#### Page and application data records
§
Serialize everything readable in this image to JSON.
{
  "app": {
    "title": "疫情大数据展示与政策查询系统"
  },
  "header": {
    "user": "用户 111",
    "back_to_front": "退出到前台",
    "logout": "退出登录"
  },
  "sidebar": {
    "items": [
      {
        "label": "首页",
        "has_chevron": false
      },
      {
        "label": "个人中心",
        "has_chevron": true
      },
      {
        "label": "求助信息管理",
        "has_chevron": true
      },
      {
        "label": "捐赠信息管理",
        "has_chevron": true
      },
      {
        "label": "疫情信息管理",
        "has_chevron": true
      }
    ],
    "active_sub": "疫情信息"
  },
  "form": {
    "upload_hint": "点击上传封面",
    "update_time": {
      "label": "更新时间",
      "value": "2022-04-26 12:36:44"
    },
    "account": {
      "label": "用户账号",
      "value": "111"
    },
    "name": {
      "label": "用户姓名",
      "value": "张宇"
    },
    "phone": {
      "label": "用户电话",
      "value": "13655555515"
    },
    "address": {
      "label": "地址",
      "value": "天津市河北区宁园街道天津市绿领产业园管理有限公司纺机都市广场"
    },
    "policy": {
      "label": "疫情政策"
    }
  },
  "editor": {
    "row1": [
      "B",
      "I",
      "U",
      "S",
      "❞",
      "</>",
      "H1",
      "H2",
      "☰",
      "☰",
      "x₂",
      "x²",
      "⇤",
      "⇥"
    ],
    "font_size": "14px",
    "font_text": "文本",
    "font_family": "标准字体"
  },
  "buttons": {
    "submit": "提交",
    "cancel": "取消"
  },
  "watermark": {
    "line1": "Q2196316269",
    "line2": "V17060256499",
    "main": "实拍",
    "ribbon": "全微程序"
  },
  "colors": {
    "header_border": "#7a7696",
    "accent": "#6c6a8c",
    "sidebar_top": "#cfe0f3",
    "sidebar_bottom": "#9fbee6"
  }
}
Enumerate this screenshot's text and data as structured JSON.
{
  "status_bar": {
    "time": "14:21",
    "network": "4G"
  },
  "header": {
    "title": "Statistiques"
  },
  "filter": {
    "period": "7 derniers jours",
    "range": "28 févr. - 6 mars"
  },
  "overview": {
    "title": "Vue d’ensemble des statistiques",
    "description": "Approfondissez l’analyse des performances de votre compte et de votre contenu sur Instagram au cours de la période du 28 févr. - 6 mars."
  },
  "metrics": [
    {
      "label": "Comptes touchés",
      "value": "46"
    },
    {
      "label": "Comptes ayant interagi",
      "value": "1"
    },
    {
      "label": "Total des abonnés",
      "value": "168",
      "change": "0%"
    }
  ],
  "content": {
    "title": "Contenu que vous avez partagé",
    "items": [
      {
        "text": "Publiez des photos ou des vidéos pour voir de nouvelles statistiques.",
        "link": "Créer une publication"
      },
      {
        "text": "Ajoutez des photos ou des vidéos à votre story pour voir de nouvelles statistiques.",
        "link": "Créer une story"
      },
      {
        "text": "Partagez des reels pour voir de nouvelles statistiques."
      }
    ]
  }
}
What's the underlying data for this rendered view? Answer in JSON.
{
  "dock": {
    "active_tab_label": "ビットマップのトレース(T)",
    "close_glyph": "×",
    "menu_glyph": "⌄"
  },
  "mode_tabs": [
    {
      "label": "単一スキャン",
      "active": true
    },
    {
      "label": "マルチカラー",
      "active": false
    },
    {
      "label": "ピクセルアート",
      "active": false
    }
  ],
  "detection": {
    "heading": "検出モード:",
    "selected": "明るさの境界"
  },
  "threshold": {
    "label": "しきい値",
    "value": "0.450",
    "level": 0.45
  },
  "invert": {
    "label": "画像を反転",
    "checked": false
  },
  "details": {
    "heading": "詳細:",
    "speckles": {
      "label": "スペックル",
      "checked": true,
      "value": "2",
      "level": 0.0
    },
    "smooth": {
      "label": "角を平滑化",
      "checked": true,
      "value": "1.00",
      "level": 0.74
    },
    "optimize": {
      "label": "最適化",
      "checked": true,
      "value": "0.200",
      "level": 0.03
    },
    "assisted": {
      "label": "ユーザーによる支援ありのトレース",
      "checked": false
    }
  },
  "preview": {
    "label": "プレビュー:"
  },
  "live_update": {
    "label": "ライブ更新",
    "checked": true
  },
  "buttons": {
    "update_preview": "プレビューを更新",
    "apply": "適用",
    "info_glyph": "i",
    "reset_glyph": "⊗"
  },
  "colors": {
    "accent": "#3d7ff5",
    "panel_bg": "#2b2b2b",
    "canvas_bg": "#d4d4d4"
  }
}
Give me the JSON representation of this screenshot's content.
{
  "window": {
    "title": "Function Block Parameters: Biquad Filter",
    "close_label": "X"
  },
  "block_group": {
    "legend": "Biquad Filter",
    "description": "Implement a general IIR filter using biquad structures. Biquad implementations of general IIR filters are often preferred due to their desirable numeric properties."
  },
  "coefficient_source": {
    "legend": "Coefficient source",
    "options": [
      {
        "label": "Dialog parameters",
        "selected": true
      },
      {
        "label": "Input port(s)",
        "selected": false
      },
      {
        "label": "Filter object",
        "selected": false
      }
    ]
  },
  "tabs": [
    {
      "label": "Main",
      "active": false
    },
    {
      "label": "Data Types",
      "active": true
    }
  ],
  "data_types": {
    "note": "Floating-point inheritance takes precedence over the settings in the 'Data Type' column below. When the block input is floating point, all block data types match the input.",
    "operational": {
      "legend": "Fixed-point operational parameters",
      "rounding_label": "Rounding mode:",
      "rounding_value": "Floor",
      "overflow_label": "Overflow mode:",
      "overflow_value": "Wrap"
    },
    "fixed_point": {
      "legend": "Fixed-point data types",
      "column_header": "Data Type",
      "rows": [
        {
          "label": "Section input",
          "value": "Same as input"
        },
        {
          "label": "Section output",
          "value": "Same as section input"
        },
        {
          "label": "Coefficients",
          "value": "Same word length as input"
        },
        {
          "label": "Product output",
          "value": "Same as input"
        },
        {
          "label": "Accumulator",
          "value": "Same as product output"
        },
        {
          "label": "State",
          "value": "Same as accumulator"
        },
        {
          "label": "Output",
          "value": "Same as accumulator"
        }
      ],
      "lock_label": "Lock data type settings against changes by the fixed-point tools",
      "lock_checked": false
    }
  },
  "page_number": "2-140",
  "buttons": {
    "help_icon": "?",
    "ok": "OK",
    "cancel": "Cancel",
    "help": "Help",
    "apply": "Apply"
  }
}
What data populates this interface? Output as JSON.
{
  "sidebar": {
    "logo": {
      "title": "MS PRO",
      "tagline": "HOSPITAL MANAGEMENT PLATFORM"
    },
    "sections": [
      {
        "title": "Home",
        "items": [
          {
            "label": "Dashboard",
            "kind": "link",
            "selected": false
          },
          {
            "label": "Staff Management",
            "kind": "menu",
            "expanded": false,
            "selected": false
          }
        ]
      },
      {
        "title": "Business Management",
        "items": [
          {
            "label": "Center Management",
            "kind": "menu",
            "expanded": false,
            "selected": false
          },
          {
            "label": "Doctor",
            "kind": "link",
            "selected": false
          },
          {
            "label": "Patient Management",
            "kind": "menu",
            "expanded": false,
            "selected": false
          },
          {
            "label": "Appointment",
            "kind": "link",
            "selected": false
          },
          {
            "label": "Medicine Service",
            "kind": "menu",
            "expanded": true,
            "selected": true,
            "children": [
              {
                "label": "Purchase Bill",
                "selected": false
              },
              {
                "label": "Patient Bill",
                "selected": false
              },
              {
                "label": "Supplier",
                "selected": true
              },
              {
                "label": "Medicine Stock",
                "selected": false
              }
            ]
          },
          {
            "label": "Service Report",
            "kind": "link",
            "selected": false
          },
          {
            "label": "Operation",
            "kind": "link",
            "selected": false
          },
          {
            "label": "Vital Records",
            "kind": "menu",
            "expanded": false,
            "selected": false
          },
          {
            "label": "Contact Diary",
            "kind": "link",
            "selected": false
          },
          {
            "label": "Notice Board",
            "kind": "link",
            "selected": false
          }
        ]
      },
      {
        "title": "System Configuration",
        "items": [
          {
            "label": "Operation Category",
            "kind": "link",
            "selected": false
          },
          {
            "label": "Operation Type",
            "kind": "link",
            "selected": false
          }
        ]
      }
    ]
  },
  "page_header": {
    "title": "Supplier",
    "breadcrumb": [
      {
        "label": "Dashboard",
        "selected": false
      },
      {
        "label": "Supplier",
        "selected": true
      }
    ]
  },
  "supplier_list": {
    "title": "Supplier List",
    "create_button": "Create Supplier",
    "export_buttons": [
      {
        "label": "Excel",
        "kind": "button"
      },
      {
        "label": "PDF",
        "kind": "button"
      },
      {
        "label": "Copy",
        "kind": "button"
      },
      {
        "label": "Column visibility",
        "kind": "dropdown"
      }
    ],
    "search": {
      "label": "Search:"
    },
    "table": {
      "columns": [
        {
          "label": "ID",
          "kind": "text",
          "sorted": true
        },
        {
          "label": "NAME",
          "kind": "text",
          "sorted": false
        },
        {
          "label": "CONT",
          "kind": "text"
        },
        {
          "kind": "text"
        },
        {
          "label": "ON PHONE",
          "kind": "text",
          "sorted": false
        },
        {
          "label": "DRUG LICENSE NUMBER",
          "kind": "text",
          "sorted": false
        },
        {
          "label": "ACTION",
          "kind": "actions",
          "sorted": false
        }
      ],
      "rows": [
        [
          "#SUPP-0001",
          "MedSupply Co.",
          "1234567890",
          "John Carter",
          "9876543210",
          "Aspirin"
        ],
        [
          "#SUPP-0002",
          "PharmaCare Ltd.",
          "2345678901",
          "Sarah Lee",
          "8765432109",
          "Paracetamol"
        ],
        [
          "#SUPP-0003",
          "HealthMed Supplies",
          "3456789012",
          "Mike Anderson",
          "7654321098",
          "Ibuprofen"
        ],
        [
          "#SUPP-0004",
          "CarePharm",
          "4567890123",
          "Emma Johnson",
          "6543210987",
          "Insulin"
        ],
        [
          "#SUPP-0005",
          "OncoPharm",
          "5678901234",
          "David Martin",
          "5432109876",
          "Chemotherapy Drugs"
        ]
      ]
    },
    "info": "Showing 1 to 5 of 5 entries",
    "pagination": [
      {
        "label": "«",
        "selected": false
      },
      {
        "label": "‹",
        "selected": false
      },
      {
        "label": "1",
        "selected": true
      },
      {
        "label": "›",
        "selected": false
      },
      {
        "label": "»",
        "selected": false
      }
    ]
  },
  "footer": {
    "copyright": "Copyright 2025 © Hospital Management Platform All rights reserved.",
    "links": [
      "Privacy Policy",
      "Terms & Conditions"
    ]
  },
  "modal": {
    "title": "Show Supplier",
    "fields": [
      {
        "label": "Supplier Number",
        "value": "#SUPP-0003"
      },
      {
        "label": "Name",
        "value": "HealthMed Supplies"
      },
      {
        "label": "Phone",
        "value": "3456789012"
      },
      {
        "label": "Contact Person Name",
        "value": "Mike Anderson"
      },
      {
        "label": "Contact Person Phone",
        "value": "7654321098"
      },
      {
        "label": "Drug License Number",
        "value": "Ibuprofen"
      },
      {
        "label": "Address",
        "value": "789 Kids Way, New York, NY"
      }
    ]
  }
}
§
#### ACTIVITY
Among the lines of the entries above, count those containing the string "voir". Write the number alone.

#### YOUR RESPONSE
3